Part of the problem in splitting up a final chapter is knowing where to split it up. The ending of Catching Fire was brilliant because it grabbed Lawrence’s facial skills and packaged them into a killer last shot. (Director) Lawrence uses a recovery mission to end Part One that features Gayle (Liam Hemsworth), Katniss’ moony lover, and a team of other male soldiers. Katniss just stands there watching the screen. It’s the first climax in this series where she isn’t doing anything. Lawrence returns to Katniss for the final shot, but this time her features coopted by a glass wall, softening the image. The intensity ending Catching Fire has been dampened by trying to replicate it. Instead of being inspired, you leave feeling teased.
Rosewater is a good, altruistic, small movie. It’s John Stewart’s directorial debut and thus it exists, like The Daily Show, as something satirical to point out something largely overlooked and disregarded. It follows the true story of Iranian-born, Canadian Newsweek reporter Maziar Bahari, who was imprisoned into solitary confinement for several months by the Iranian government while covering the country’s 2009 controversial election. The film follows his return to Iran to interview challenger Mir-Hossein Moussavi battling the incumbent President Mahmoud Ahmadenijad. The latter’s victory sparked outcry from many citizens protesting the legitimacy of the voting process.
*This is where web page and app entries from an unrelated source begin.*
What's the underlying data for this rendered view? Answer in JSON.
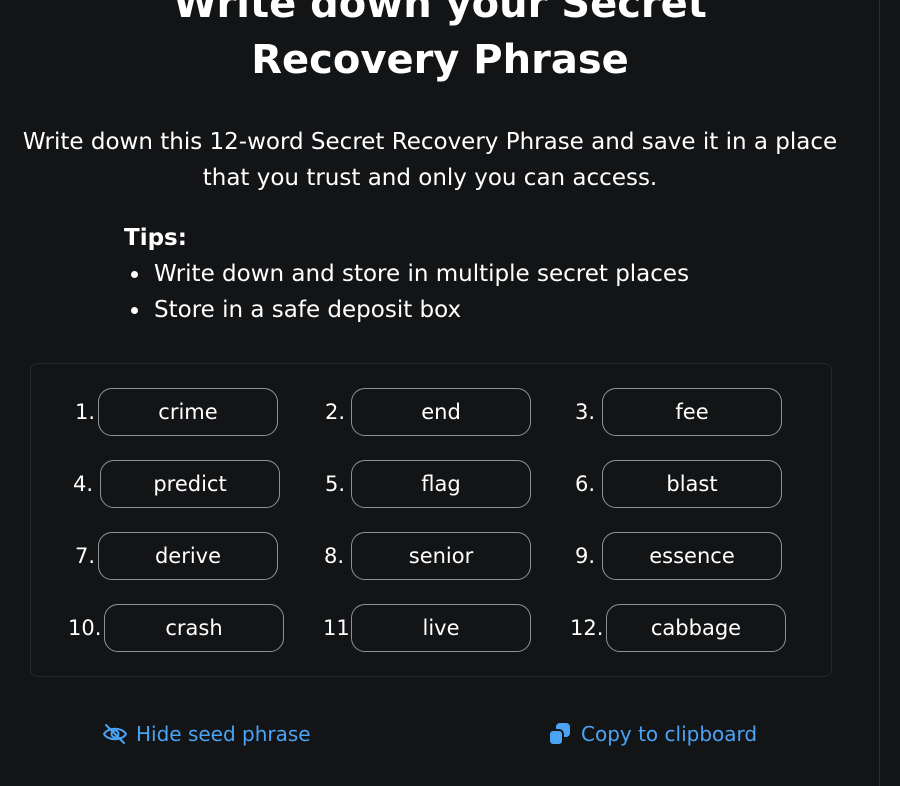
{
  "header": {
    "title_line1": "Write down your Secret",
    "title_line2": "Recovery Phrase"
  },
  "description": "Write down this 12-word Secret Recovery Phrase and save it in a place that you trust and only you can access.",
  "tips": {
    "title": "Tips:",
    "items": [
      "Write down and store in multiple secret places",
      "Store in a safe deposit box"
    ]
  },
  "phrase": {
    "words": [
      {
        "index": "1.",
        "word": "crime"
      },
      {
        "index": "2.",
        "word": "end"
      },
      {
        "index": "3.",
        "word": "fee"
      },
      {
        "index": "4.",
        "word": "predict"
      },
      {
        "index": "5.",
        "word": "flag"
      },
      {
        "index": "6.",
        "word": "blast"
      },
      {
        "index": "7.",
        "word": "derive"
      },
      {
        "index": "8.",
        "word": "senior"
      },
      {
        "index": "9.",
        "word": "essence"
      },
      {
        "index": "10.",
        "word": "crash"
      },
      {
        "index": "11.",
        "word": "live"
      },
      {
        "index": "12.",
        "word": "cabbage"
      }
    ]
  },
  "actions": {
    "hide_label": "Hide seed phrase",
    "hide_icon": "eye-slash-icon",
    "copy_label": "Copy to clipboard",
    "copy_icon": "copy-icon"
  },
  "colors": {
    "background": "#131416",
    "text": "#ffffff",
    "accent": "#4aa3f4",
    "chip_border": "#8e9196"
  }
}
Bahari, played passionately by Gael Garcia Bernal, gets swept into the riots, filming everything with his camcorder. It’s not until he agrees to an interview with The Daily Show’s Jason Jones– pretending to be a U.S. spy– that he gets into trouble. Iranian authorities snatch Bahari from his home and interrogate him. “Why were you speaking with an American spy?” asks a man named Javadi (Kim Bodnia), tasked with forcing out answers. First you laugh and then you cringe as he replays the The Daily Show clip. They actually believe the segment was real. Bahari’s bemused bewilderment transforms into a blindfolded one.
You sense in some ways Stewart feeling slightly indebted to making this film then. It’s a solid first effort. He straps cameras beside a motorcycle to give you the sprawling mosaic of Iran’s crowded streets and mural art. He uses concrete walls and projects background images and info-graphics onto them for a unique touch. It’s juxtaposed with Bahari’s lonely fate, living day by day in a cell that’s just a few feet wide, acquiring visions from his father and sister. In some angles the room feels large, especially when Javadi, whose cologne’s scent the movie is named after, walks in. Stewart isn’t trying to make this black and white. Javadi has a family and his job is to torture. It’s not a sadistic practice or hobby. This is his livelihood.
Bernal makes this movie, especially once his character learns his torture is really a game. He figures out how to amuse himself to stay sane. He comes up with ridiculous stories for Javadi. At one point, after getting to speak to his wife over the phone, Javadi hangs it up and pushes him away. Bernal looks like he’s crying in pain until he changes sobs into laughs. Or was he laughing all along?
Stewart is sometimes a little heavy handed with his imagery, including a scene near the end involving an airline passenger. But he also knows how important imagery can be, and is, to his story. Rosewater is about a government that doesn’t understand the flaws in their totalitarian, antiquated idea of censorship. For every satellite or news journalist they beat down, ten more spring up. They’re fixing a dam by plugging its holes with gum. Stewart’s movie suggests that the water will continue to leak no matter how many pieces they chew.